Johnny Appleseed spent forty-nine years wandering the American frontier alone. While tales of a shaggy man scattering seeds wildly about are more fiction than fact, the impact of Johnny Appleseed is undeniable. By spreading apple trees across the frontier, he helped ease the lives of pioneers, and his efforts were responsible for some of the large orchards dotting the Midwest today. More than a century after his death, some of the trees he planted are still bearing fruit.

Like most legends, the man behind the story was probably less exciting than the tall tales about him, but Johnny Appleseed played a unique role in American frontier life. In 1966, the U.S. Postal Service issued a commemorative stamp honoring Johnny Appleseed and his accomplishments.



Hodges, Margaret. The True Tale of Johnny Appleseed. New York: Holiday House, 1999.

Johnny Appleseed: A Voice in the Wilderness, edited by William Ellery Jones. New York: Chrysalis Books, 2000.

Price, Robert. Johnny Appleseed: Man and Myth.
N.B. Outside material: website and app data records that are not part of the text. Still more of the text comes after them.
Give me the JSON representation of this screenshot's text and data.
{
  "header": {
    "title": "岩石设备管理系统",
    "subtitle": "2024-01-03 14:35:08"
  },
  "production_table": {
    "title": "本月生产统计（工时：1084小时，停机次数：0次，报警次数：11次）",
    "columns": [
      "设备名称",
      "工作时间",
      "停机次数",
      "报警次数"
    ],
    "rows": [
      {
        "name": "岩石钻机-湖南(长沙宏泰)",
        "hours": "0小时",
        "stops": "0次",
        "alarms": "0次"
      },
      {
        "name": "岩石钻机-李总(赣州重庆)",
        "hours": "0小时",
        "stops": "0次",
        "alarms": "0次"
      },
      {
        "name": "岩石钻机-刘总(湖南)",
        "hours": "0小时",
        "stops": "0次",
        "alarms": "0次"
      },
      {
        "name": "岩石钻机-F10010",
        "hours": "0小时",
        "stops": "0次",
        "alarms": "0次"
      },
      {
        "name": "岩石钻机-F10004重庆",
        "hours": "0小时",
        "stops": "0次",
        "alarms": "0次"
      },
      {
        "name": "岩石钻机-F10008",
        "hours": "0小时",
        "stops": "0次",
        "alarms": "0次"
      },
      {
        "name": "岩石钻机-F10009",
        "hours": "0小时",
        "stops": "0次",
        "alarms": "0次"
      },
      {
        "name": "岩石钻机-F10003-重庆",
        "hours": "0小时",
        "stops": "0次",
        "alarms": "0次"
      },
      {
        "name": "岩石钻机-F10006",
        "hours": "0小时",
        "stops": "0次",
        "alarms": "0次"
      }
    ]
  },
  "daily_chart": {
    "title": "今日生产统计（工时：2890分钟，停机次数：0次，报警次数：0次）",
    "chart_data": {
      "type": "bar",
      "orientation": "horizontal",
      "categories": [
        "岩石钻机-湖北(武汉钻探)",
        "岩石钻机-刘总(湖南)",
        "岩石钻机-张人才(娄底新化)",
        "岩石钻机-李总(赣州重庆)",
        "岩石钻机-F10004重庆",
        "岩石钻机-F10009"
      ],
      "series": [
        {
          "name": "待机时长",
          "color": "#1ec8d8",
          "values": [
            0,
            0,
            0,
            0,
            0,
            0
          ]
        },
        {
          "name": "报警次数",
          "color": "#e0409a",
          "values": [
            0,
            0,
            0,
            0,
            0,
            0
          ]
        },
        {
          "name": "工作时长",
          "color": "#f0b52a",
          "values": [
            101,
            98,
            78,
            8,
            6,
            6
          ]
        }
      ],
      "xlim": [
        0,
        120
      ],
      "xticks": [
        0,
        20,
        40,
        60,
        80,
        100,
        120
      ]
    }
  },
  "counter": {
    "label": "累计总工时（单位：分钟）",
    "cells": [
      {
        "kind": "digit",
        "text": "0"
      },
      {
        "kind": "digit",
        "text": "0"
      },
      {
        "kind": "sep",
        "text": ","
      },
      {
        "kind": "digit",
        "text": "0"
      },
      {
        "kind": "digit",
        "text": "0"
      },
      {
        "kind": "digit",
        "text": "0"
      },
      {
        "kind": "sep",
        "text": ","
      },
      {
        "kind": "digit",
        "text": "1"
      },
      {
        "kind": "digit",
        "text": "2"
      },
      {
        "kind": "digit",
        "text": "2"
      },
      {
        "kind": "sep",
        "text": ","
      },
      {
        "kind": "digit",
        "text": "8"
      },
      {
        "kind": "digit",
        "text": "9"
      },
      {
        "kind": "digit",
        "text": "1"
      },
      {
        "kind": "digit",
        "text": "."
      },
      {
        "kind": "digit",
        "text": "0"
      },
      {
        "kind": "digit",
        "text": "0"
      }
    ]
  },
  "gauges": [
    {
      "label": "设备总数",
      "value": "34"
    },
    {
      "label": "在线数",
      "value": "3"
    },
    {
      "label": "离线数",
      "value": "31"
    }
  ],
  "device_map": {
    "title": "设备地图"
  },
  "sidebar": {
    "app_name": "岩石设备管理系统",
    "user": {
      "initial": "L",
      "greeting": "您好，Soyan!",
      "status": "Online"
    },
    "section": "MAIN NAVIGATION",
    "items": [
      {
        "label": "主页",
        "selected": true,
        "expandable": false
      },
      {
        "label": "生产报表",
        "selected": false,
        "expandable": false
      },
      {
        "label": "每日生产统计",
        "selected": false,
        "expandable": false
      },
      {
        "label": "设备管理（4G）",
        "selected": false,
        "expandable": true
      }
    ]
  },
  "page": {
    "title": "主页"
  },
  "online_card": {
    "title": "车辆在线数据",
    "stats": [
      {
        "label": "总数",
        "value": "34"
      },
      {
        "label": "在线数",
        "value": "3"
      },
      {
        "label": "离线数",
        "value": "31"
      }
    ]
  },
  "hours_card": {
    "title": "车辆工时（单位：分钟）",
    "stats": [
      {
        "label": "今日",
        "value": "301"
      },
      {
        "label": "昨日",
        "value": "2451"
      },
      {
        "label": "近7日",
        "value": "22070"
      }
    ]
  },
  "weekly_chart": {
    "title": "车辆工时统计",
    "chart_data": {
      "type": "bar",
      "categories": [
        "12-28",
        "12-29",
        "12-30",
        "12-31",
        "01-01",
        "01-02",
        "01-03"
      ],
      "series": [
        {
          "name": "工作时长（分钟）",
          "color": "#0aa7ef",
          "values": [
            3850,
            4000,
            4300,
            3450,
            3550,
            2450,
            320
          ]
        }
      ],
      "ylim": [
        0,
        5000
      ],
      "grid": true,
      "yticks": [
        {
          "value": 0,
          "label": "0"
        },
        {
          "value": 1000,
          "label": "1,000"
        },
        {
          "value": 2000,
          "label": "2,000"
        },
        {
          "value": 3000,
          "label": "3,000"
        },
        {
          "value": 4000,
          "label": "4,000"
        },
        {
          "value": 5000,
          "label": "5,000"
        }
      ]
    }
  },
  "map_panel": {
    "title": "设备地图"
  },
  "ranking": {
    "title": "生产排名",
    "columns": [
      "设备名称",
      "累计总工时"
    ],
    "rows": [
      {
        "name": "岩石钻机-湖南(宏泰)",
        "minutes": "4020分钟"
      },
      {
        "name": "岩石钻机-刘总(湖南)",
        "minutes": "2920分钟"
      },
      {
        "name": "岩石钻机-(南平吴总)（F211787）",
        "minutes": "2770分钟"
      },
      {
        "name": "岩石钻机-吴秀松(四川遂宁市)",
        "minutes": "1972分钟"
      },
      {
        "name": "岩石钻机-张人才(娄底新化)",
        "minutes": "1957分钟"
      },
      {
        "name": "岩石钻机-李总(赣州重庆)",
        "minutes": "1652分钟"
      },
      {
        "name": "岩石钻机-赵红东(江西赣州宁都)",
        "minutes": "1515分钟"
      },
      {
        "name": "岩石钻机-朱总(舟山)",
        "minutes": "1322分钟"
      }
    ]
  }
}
New York: Peter Smith Publishing, Inc., 1954.

Web sites

The Johnny Appleseed Festival. 〈〉 (accessed January 26, 2006).

Urbana University. "Johnny Appleseed Society." 〈〉 ( January 26, 2006).